Why Do You Continue To Eat?
The signal to stop eating is usually not because your stomach is full (except in some extreme cases). According to Brian Wansink, PhD, author of the book, Mindless Eating, a combination of things like how much you taste, chew, swallow, how much you think about the food you are eating, and how long you’ve been eating all come into play.
Incredibly, the faster most people eat, the more they eat. Eating quickly doesn’t give your brain the chance to get the message that you’re not hungry any more. Research shows that it takes up to 20 minutes for your body and brain to both get the message — the satiation signal — and realize that you’re full. Think how much more you can eat in that time span of 20 minutes – a burger, fries, pie, pizza, ice cream – even though your stomach is really full but your brain may not yet have gotten the message.
Twenty Minutes Or Less

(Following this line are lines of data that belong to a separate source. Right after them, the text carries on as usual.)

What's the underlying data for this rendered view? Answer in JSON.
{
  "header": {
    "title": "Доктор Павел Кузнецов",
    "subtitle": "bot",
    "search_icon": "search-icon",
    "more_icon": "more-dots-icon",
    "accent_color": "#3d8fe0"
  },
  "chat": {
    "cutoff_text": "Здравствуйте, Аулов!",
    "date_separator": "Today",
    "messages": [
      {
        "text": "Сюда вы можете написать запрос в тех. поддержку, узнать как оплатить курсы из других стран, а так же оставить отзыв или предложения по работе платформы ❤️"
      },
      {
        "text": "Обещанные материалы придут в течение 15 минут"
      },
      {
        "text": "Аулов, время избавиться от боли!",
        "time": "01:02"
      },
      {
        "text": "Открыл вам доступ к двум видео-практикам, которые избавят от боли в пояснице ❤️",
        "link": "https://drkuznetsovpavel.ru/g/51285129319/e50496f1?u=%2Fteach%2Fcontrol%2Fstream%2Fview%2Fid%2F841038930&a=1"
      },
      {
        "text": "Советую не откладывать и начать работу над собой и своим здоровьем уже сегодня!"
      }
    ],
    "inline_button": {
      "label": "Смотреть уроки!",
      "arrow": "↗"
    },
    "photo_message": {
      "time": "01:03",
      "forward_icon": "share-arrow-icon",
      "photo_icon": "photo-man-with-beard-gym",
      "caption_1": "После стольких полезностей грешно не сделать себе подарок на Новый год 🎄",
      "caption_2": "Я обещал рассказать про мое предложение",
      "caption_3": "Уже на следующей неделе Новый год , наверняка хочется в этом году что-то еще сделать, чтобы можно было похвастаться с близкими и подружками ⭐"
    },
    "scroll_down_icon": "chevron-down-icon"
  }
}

Research has shown that Americans start and finish their meals — and clear the table — in less than 20 minutes. A study published in the journal Appetite found that people eating lunch by themselves in a fast food restaurant finish in 11 minutes. It takes 13 minutes to finish in a workplace cafeteria and 28 minutes at a moderately priced restaurant. Eating with three other people takes about twice as long – which can still end up being a really short chunk of time.
- Slow down when you eat. Give your brain a chance to catch up. How many times have you devoured what you’ve made or bought for lunch in almost no time flat — and then, almost immediately, decided that you’re still hungry? Twenty minutes to half an hour after you’ve ended up eating a whole bunch more — even though your stomach is probably full — your belly feels like it’s going to explode and you can’t, in good conscience — unbutton any more buttons on your pants. You realize that you should have stopped before the seconds.
- Eat more slowly, chew more thoroughly, pace your whole eating pattern to a slower beat. Give your brain a chance to synch its signals with the messages generated by putting food in your stomach.
- Try getting up from the table and doing something else – and promise yourself if you’re still hungry in 20 minutes you can have more. If you’re in a restaurant, it’s the perfect time to excuse yourself and go to the rest room or claim that you have to make a call.
In most cases, after the 20 or so minutes, your belly and brain are both happy and in synch and you won’t want more to eat. What you save: excess calories and an uncomfortably expanding stomach.